(Records contained in a dataset)
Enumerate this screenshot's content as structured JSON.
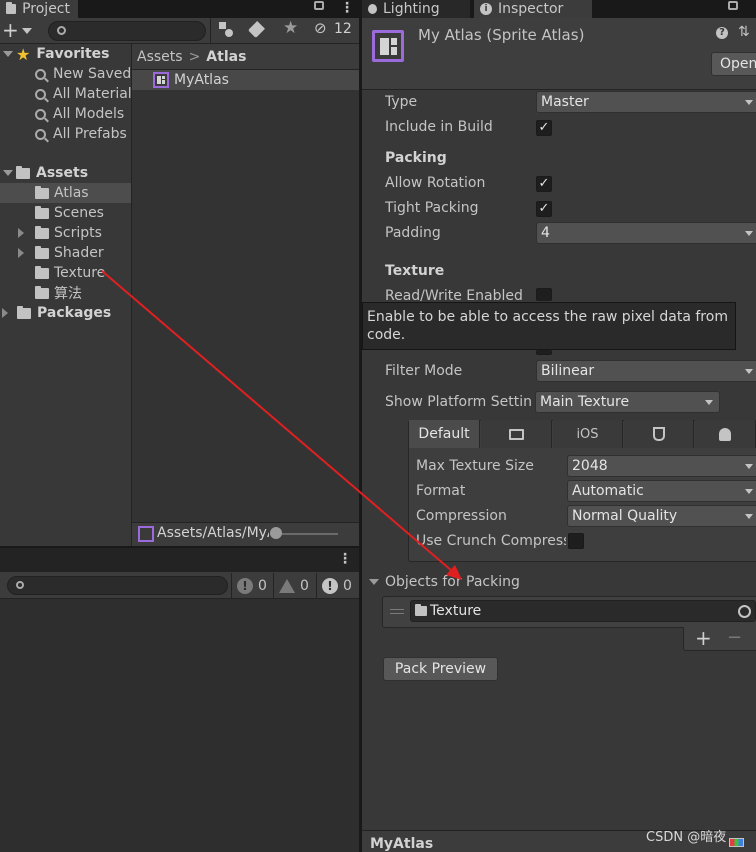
{
  "project_panel": {
    "tab_label": "Project",
    "hidden_count": "12",
    "favorites": {
      "label": "Favorites",
      "items": [
        "New Saved Search",
        "All Materials",
        "All Models",
        "All Prefabs"
      ]
    },
    "assets": {
      "label": "Assets",
      "items": [
        {
          "label": "Atlas",
          "expandable": false,
          "selected": true
        },
        {
          "label": "Scenes",
          "expandable": false,
          "selected": false
        },
        {
          "label": "Scripts",
          "expandable": true,
          "selected": false
        },
        {
          "label": "Shader",
          "expandable": true,
          "selected": false
        },
        {
          "label": "Texture",
          "expandable": false,
          "selected": false
        },
        {
          "label": "算法",
          "expandable": false,
          "selected": false
        }
      ]
    },
    "packages_label": "Packages",
    "breadcrumb": {
      "root": "Assets",
      "separator": ">",
      "current": "Atlas"
    },
    "files": [
      "MyAtlas"
    ],
    "footer_path": "Assets/Atlas/MyAtlas.spriteatlas"
  },
  "console_panel": {
    "errors_count": "0",
    "warnings_count": "0",
    "logs_count": "0"
  },
  "inspector": {
    "tabs": {
      "lighting": "Lighting",
      "inspector": "Inspector"
    },
    "title": "My Atlas (Sprite Atlas)",
    "open_button": "Open",
    "type_label": "Type",
    "type_value": "Master",
    "include_in_build_label": "Include in Build",
    "packing_header": "Packing",
    "allow_rotation_label": "Allow Rotation",
    "tight_packing_label": "Tight Packing",
    "padding_label": "Padding",
    "padding_value": "4",
    "texture_header": "Texture",
    "read_write_label": "Read/Write Enabled",
    "tooltip_text": "Enable to be able to access the raw pixel data from code.",
    "filter_mode_label": "Filter Mode",
    "filter_mode_value": "Bilinear",
    "show_platform_label": "Show Platform Settings For",
    "show_platform_value": "Main Texture",
    "platform_tabs": {
      "default": "Default",
      "ios": "iOS"
    },
    "max_texture_size_label": "Max Texture Size",
    "max_texture_size_value": "2048",
    "format_label": "Format",
    "format_value": "Automatic",
    "compression_label": "Compression",
    "compression_value": "Normal Quality",
    "crunch_label": "Use Crunch Compression",
    "objects_header": "Objects for Packing",
    "objects_item": "Texture",
    "add_symbol": "+",
    "remove_symbol": "−",
    "pack_preview_button": "Pack Preview",
    "preview_title": "MyAtlas"
  },
  "watermark": "CSDN @暗夜",
  "colors": {
    "selection": "#4d4d4d",
    "arrow": "#e02020",
    "accent_icon": "#9b6bdc",
    "star": "#f2c12e"
  }
}
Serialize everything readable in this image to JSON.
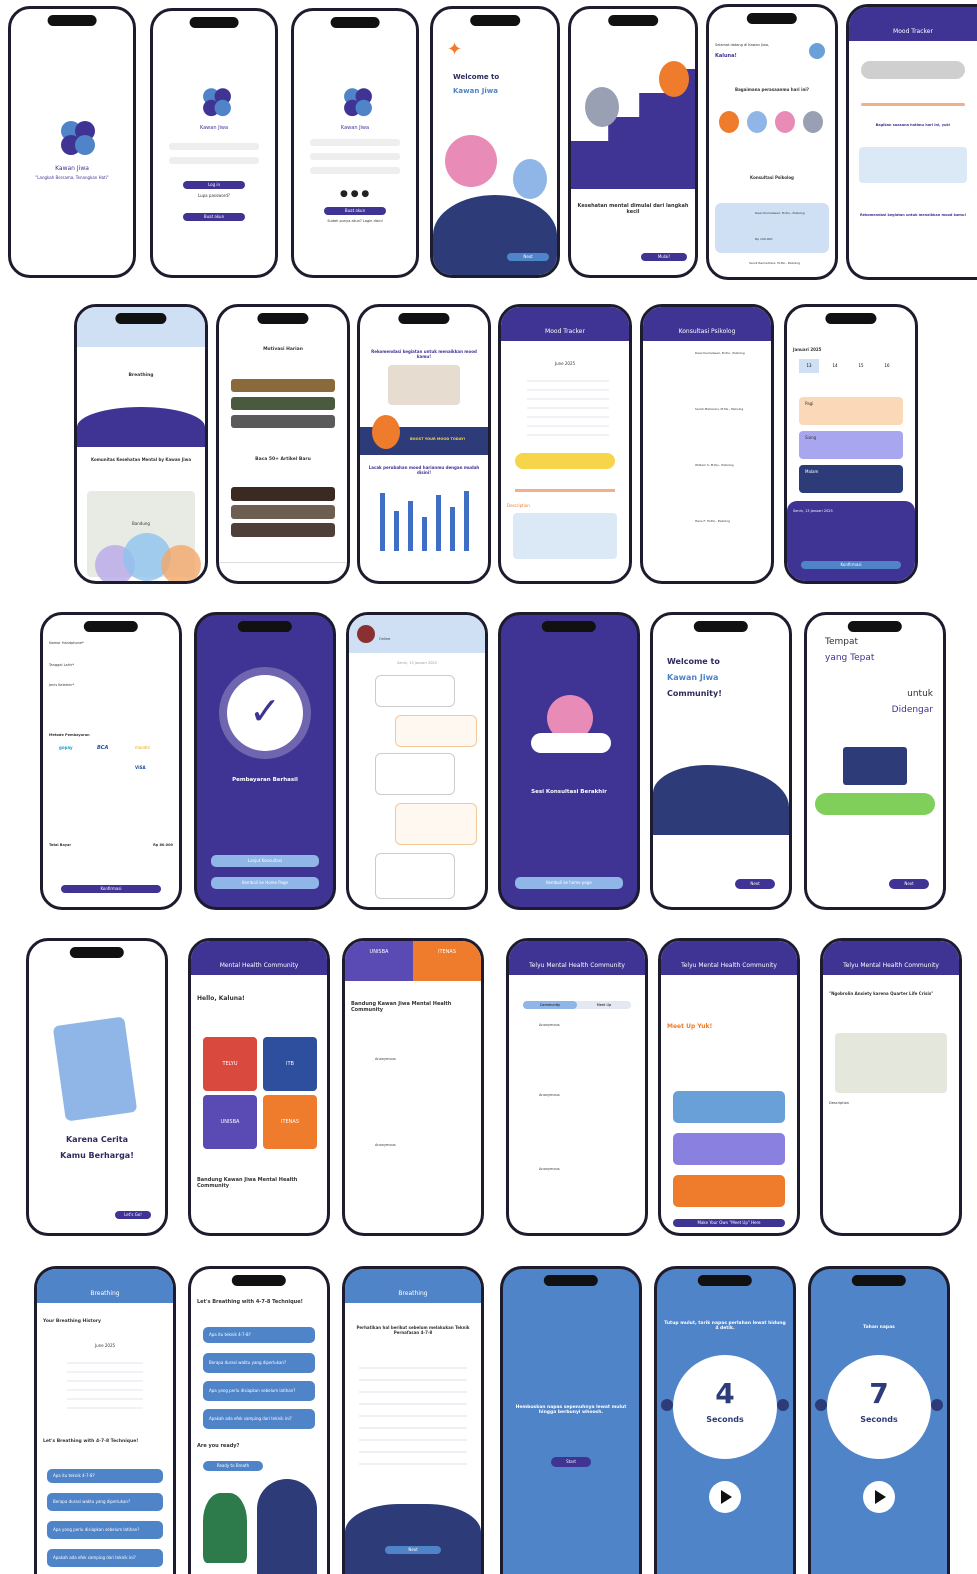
{
  "row1": {
    "splash_app_name": "Kawan Jiwa",
    "splash_tagline": "\"Langkah Bersama, Tenangkan Hati\"",
    "login_title": "Kawan Jiwa",
    "login_btn": "Log in",
    "login_forgot": "Lupa password?",
    "login_register": "Buat akun",
    "register_title": "Kawan Jiwa",
    "register_btn": "Buat akun",
    "register_login": "Sudah punya akun? Login disini",
    "welcome_title_1": "Welcome to",
    "welcome_title_2": "Kawan Jiwa",
    "welcome_next": "Next",
    "onb2_title": "Kesehatan mental dimulai dari langkah kecil",
    "onb2_btn": "Mulai!",
    "home_greeting": "Selamat datang di Kawan Jiwa,",
    "home_user": "Kaluna!",
    "home_question": "Bagaimana perasaanmu hari ini?",
    "home_konsultasi": "Konsultasi Psikolog",
    "home_psych_1": "Dewi Kumalasari, M.Psi., Psikolog",
    "home_price": "Rp 100.000",
    "home_psych_2": "Sandi Ramadhani, M.Psi., Psikolog",
    "mood_header": "Mood Tracker",
    "mood_share": "Bagikan suasana hatimu hari ini, yuk!",
    "mood_reco": "Rekomendasi kegiatan untuk menaikkan mood kamu!"
  },
  "row2": {
    "breathing_title": "Breathing",
    "community_title": "Komunitas Kesehatan Mental by Kawan Jiwa",
    "map_city": "Bandung",
    "motivasi_title": "Motivasi Harian",
    "artikel_title": "Baca 50+ Artikel Baru",
    "reco_title": "Rekomendasi kegiatan untuk menaikkan mood kamu!",
    "boost_banner": "BOOST YOUR MOOD TODAY!",
    "chart_title": "Lacak perubahan mood harianmu dengan mudah disini!",
    "calendar_header": "Mood Tracker",
    "calendar_month": "June 2025",
    "description_label": "Description",
    "konsultasi_header": "Konsultasi Psikolog",
    "psych_a": "Dewi Kumalasari, M.Psi., Psikolog",
    "psych_b": "Sarah Maharani, M.Psi., Psikolog",
    "psych_c": "William S, M.Psi., Psikolog",
    "psych_d": "Hans F, M.Psi., Psikolog",
    "schedule_month": "Januari 2025",
    "schedule_days": [
      "13",
      "14",
      "15",
      "16"
    ],
    "pagi": "Pagi",
    "siang": "Siang",
    "malam": "Malam",
    "konfirmasi": "Konfirmasi",
    "booking_date": "Senin, 13 Januari 2025"
  },
  "row3": {
    "pay_phone_label": "Nomor Handphone*",
    "pay_birth_label": "Tanggal Lahir*",
    "pay_gender_label": "Jenis Kelamin*",
    "pay_method_label": "Metode Pembayaran",
    "pay_methods": [
      "gopay",
      "BCA",
      "mandiri",
      "",
      "",
      "VISA"
    ],
    "pay_total_label": "Total Bayar",
    "pay_total": "Rp 80.000",
    "pay_confirm": "Konfirmasi",
    "success_title": "Pembayaran Berhasil",
    "success_btn1": "Lanjut Konsultasi",
    "success_btn2": "Kembali ke Home Page",
    "chat_status": "Online",
    "chat_date": "Senin, 13 Januari 2025",
    "session_end_title": "Sesi Konsultasi Berakhir",
    "session_end_btn": "Kembali ke home page",
    "comm_welcome_1": "Welcome to",
    "comm_welcome_2": "Kawan Jiwa",
    "comm_welcome_3": "Community!",
    "comm_next": "Next",
    "place_1": "Tempat",
    "place_2": "yang Tepat",
    "place_3": "untuk",
    "place_4": "Didengar",
    "place_next": "Next"
  },
  "row4": {
    "story_1": "Karena Cerita",
    "story_2": "Kamu Berharga!",
    "story_btn": "Let's Go!",
    "mhc_header": "Mental Health Community",
    "mhc_hello": "Hello, Kaluna!",
    "mhc_tiles": [
      "TELYU",
      "ITB",
      "UNISBA",
      "ITENAS"
    ],
    "mhc_bottom": "Bandung Kawan Jiwa Mental Health Community",
    "bkj_title": "Bandung Kawan Jiwa Mental Health Community",
    "bkj_banner": [
      "UNISBA",
      "ITENAS"
    ],
    "tc_header": "Telyu Mental Health Community",
    "tc_tabs": [
      "Community",
      "Meet Up"
    ],
    "anonymous": "Anonymous",
    "meetup_header": "Telyu Mental Health Community",
    "meetup_title": "Meet Up Yuk!",
    "meetup_cta": "Make Your Own \"Meet Up\" Here",
    "event_header": "Telyu Mental Health Community",
    "event_title": "\"Ngobrolin Anxiety karena Quarter Life Crisis\"",
    "event_desc": "Description"
  },
  "row5": {
    "breath_header": "Breathing",
    "history_title": "Your Breathing History",
    "history_month": "June 2025",
    "lets_breath": "Let's Breathing with 4-7-8 Technique!",
    "faq_1": "Apa itu teknik 4-7-8?",
    "faq_2": "Berapa durasi waktu yang diperlukan?",
    "faq_3": "Apa yang perlu disiapkan sebelum latihan?",
    "faq_4": "Apakah ada efek samping dari teknik ini?",
    "ready": "Are you ready?",
    "ready_btn": "Ready to Breath",
    "tech_header": "Breathing",
    "tech_title": "Perhatikan hal berikut sebelum melakukan Teknik Pernafasan 4-7-8",
    "tech_next": "Next",
    "exhale_text": "Hembuskan napas sepenuhnya lewat mulut hingga berbunyi whoosh.",
    "exhale_btn": "Start",
    "inhale_text": "Tutup mulut, tarik napas perlahan lewat hidung 4 detik.",
    "inhale_num": "4",
    "seconds": "Seconds",
    "hold_text": "Tahan napas",
    "hold_num": "7"
  },
  "colors": {
    "navy": "#3f3394",
    "blue": "#4f84c8",
    "orange": "#ef7b2c",
    "pink": "#e88bb6",
    "yellow": "#f7d54a"
  }
}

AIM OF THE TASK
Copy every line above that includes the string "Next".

ANSWER AREA
    "welcome_next": "Next",
    "comm_next": "Next",
    "place_next": "Next"
    "tech_next": "Next",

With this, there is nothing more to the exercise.